Task statement
Work through the records that follow and return each line containing the word "color".

Records for this task
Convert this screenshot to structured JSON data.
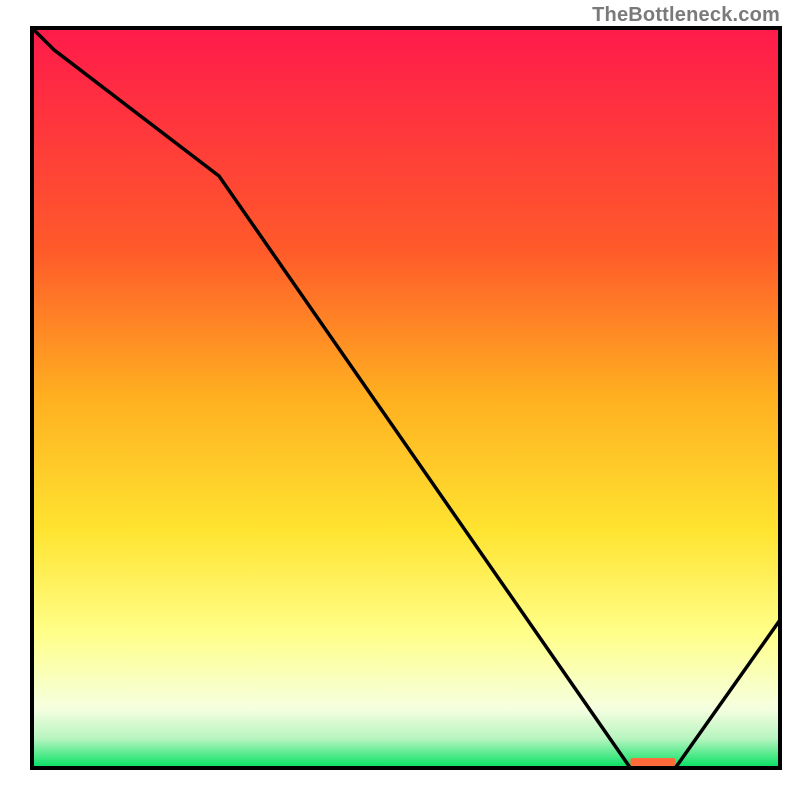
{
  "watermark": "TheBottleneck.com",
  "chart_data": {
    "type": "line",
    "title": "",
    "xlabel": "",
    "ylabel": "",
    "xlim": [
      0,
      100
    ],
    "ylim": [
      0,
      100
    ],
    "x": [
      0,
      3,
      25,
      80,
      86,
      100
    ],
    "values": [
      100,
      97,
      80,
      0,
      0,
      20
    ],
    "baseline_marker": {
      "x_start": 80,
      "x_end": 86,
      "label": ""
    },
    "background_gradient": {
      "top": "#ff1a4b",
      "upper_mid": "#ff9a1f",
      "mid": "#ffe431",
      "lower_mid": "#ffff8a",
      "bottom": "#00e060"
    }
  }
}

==

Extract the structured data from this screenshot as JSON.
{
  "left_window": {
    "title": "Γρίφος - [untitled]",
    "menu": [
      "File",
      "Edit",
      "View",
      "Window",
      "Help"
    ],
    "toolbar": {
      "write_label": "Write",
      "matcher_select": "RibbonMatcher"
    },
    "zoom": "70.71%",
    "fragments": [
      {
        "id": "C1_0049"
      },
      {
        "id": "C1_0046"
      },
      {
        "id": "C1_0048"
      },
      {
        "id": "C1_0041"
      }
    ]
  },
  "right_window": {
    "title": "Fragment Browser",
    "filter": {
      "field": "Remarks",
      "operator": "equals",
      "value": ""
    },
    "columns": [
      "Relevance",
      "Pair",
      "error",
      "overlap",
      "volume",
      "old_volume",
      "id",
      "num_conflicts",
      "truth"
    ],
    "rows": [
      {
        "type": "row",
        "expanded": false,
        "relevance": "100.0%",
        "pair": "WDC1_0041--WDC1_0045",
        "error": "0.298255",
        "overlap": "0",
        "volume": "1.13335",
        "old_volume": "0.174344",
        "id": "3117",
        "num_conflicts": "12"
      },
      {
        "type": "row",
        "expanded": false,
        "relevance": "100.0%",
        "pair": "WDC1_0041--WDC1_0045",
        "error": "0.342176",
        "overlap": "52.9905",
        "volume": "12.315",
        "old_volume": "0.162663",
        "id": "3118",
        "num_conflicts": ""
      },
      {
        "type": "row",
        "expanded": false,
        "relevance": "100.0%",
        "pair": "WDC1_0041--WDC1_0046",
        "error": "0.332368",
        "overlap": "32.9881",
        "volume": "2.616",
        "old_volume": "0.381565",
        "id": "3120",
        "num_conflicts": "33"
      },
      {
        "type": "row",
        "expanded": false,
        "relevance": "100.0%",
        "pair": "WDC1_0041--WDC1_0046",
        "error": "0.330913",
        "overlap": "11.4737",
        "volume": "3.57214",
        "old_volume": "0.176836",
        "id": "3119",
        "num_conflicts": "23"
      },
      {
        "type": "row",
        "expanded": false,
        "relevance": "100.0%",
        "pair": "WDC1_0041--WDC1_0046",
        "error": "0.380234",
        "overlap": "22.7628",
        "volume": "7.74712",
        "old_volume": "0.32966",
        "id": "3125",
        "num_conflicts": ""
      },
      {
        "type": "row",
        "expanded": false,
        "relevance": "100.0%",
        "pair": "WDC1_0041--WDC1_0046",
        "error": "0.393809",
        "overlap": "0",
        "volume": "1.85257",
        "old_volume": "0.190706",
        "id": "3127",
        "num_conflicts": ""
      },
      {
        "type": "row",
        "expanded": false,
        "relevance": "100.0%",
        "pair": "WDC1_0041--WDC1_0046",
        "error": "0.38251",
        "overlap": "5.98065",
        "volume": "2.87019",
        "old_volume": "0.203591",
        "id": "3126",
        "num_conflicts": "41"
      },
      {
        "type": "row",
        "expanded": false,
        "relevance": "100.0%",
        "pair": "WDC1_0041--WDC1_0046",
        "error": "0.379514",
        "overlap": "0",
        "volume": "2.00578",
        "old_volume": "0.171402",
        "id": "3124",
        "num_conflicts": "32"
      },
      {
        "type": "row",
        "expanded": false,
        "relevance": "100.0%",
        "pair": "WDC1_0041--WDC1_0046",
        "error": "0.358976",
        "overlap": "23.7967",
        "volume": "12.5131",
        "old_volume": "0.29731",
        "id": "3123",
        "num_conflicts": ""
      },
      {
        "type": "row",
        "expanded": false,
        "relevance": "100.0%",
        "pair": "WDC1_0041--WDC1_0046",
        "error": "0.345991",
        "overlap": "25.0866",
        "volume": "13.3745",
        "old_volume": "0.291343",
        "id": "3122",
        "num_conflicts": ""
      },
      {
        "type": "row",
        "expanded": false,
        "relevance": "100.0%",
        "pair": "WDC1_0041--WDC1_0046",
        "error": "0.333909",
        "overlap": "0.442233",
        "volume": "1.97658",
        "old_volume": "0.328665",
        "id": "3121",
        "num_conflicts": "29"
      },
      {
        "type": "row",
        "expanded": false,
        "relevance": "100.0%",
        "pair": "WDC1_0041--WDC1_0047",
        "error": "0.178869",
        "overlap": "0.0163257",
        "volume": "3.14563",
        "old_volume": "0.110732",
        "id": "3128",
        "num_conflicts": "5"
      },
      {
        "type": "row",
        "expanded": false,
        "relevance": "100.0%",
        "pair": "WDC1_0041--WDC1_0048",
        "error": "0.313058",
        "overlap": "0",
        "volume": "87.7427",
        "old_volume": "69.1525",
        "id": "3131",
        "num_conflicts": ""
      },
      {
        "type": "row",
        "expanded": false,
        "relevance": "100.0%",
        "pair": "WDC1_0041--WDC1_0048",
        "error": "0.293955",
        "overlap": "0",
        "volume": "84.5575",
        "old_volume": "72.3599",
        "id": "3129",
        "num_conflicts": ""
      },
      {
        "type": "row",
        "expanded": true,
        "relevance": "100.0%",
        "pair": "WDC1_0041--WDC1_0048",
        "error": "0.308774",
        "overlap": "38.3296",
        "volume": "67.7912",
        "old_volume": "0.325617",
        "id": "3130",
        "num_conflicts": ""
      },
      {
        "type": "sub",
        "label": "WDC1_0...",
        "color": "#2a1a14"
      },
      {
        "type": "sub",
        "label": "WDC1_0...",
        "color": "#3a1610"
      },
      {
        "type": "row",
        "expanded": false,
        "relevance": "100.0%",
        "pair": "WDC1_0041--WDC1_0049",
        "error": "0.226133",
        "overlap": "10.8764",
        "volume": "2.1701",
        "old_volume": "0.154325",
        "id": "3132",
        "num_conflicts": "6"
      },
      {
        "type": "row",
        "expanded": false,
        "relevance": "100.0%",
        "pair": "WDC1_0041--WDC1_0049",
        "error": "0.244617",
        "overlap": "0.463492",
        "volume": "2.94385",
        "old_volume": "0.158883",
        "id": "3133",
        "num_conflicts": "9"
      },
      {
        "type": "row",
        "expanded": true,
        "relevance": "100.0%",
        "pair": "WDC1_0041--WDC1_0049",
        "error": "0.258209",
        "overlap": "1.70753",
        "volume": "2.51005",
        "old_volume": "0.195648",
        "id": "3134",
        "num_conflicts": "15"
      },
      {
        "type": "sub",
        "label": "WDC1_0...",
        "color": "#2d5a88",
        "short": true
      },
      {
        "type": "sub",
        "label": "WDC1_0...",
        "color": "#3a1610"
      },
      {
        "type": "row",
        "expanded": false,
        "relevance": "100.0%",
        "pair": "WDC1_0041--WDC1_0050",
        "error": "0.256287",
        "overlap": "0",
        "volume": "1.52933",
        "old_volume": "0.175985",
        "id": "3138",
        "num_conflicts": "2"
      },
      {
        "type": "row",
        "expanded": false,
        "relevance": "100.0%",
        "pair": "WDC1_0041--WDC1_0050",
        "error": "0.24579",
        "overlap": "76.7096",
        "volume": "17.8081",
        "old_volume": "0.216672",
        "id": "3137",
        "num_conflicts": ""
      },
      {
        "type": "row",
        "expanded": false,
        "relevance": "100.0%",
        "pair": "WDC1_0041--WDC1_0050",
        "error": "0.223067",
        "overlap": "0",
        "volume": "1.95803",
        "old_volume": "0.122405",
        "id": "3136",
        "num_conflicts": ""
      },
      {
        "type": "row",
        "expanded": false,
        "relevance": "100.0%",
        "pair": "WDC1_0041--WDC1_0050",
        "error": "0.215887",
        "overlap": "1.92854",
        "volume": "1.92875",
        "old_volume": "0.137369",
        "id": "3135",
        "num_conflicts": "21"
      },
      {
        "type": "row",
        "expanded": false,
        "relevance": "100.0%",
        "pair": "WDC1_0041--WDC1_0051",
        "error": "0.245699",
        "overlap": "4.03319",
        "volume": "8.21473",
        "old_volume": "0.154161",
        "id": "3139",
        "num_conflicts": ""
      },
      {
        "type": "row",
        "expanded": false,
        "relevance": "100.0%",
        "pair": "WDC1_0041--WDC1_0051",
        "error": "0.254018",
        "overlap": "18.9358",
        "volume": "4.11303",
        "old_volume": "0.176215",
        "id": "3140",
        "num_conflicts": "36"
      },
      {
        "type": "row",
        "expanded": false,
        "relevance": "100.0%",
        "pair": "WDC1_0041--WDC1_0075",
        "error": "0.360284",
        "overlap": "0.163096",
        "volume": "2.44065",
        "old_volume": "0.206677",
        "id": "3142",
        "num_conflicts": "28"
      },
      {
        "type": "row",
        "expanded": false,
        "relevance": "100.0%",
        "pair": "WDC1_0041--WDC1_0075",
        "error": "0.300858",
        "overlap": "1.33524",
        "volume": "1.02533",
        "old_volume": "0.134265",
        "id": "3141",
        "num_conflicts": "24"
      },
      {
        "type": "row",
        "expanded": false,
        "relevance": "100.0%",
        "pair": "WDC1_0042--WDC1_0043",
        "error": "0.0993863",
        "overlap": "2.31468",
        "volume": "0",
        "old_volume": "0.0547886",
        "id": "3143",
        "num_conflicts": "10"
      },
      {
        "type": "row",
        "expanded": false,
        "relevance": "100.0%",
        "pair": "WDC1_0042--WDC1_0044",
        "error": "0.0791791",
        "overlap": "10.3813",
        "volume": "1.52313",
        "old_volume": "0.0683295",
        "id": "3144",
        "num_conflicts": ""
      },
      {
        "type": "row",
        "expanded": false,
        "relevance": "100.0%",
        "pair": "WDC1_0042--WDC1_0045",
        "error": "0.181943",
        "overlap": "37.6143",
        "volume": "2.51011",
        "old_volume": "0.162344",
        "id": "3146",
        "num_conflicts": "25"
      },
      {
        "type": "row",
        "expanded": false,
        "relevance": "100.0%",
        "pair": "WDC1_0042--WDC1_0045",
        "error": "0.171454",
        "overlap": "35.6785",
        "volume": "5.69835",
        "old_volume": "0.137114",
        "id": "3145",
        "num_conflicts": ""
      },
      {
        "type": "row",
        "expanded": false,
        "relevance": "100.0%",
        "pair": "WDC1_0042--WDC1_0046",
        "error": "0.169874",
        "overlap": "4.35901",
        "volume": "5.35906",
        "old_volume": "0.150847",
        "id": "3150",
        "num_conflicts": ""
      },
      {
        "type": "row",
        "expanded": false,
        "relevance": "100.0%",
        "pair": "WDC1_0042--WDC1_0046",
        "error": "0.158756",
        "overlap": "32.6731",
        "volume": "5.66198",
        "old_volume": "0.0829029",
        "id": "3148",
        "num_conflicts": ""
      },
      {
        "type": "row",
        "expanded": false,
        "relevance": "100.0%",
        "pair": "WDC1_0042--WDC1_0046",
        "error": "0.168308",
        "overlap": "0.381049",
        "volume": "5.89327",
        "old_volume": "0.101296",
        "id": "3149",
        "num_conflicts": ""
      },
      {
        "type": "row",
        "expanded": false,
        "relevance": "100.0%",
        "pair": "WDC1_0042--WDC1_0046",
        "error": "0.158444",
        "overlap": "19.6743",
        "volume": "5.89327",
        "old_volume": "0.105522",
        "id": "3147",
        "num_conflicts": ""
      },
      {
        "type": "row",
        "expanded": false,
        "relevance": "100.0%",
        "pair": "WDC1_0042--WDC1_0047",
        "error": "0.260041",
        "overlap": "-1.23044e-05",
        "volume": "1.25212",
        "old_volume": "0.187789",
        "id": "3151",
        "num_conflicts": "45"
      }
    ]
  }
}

Solution to this problem
        "color": "#2a1a14"
        "color": "#3a1610"
        "color": "#2d5a88",
        "color": "#3a1610"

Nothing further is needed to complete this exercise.